Two schools of thought developed about the cause of the crash. One theory is that the gas cells over-expanded as the ship rose, due to Lansdowne’s decision to remove the 10 automatic release valves, and that the expanding cells damaged the framework of the airship and led to its structural failure.

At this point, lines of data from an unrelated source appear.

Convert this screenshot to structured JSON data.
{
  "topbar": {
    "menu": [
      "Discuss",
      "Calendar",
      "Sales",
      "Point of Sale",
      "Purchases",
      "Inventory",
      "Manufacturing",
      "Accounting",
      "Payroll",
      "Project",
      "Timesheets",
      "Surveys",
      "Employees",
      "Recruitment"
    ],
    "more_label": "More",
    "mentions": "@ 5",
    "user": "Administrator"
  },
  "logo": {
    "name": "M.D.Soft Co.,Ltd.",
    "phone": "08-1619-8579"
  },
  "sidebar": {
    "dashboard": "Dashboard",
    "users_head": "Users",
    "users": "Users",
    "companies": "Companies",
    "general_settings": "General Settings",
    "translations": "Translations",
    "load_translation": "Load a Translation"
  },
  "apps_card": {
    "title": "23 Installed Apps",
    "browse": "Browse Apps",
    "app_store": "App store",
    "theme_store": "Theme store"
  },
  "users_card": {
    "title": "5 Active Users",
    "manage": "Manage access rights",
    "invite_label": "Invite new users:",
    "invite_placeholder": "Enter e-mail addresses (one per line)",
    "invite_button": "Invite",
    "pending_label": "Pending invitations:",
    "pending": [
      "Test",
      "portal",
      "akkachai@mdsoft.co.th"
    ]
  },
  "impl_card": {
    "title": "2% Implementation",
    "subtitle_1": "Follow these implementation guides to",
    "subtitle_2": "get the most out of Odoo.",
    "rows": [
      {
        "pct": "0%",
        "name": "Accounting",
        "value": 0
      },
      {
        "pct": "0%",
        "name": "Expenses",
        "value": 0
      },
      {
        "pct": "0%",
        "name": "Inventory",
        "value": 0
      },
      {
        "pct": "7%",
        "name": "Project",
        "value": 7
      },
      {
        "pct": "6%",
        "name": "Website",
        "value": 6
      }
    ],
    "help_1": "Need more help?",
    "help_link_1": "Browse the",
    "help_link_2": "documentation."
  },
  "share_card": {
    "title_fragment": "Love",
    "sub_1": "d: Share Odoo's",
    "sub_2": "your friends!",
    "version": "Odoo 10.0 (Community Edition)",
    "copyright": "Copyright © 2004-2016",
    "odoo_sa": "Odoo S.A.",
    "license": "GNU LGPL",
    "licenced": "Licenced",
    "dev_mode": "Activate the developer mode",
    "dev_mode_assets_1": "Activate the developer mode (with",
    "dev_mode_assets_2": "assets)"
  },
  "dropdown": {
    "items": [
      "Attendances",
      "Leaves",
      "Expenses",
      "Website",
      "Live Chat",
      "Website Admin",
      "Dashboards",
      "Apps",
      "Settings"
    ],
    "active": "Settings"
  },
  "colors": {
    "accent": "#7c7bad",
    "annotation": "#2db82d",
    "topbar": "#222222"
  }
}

Thousands of people flocked to the wreckage which was then heavily looted, with the logbooks and most of the ship's fabric stolen. Official inquiry brought to public attention the fact that the fatal flight had been made under protest by Commander Lansdowne (a native of Greenville, Ohio), who warned of the violent weather conditions which were prevalent in the area and common to Ohio in late summer. His pleas for a cancellation of the flight only led to a postponement. His superiors were keen to publicize airship technology, and justify the huge cost of the airship to the taxpayers. So, as Lansdowne's widow consistently maintained at the inquiry, publicity rather than prudence won the day. This event was the trigger for Army Colonel Billy Mitchell to heavily criticize the leadership of both the Army and the Navy, leading directly to his court-martial for insubordination and the end of his military career. Heinen, according to the Daily Telegraph put the blame on the removal of safety valves, saying he would not have flown on her "for a million dollars".
Ultimately a positive result of the disaster was that future airships were better built. Hulls were strengthened, control cabins were built into the keels rather than suspended from cables, and engine power was increased. More attention was also paid to weather forecasting. When the U.S. used blimps in World War II and the Cold War, these improvements may have prevented other crashes.
Posted by Cooley Hurd | Wed Sep 3, 2014, 07:19 PM (0 replies)
(CNN) -- John Walker, a former U.S. Navy officer convicted of spying decades ago for the Soviet Union, has died in federal prison, according to the U.S. government.
Walker, 77, passed away Thursday at a federal correctional facility in Butner, North Carolina, the Federal Bureau of Prisons said. The agency's website indicated Walker was scheduled to be released on parole within the year.
Authorities said the elder Walker stole, then sold, codes to help unlock encrypted Navy messages, which allowed the Soviets to monitor American military assets. The spying went on from 1968 to 1985, when he was arrested by the FBI. He later pleaded guilty.
Read more: http://www.cnn.com/2014/08/29/justice/cold-war-spy-dies/index.html
Posted by Cooley Hurd | Fri Aug 29, 2014, 12:39 PM (58 replies)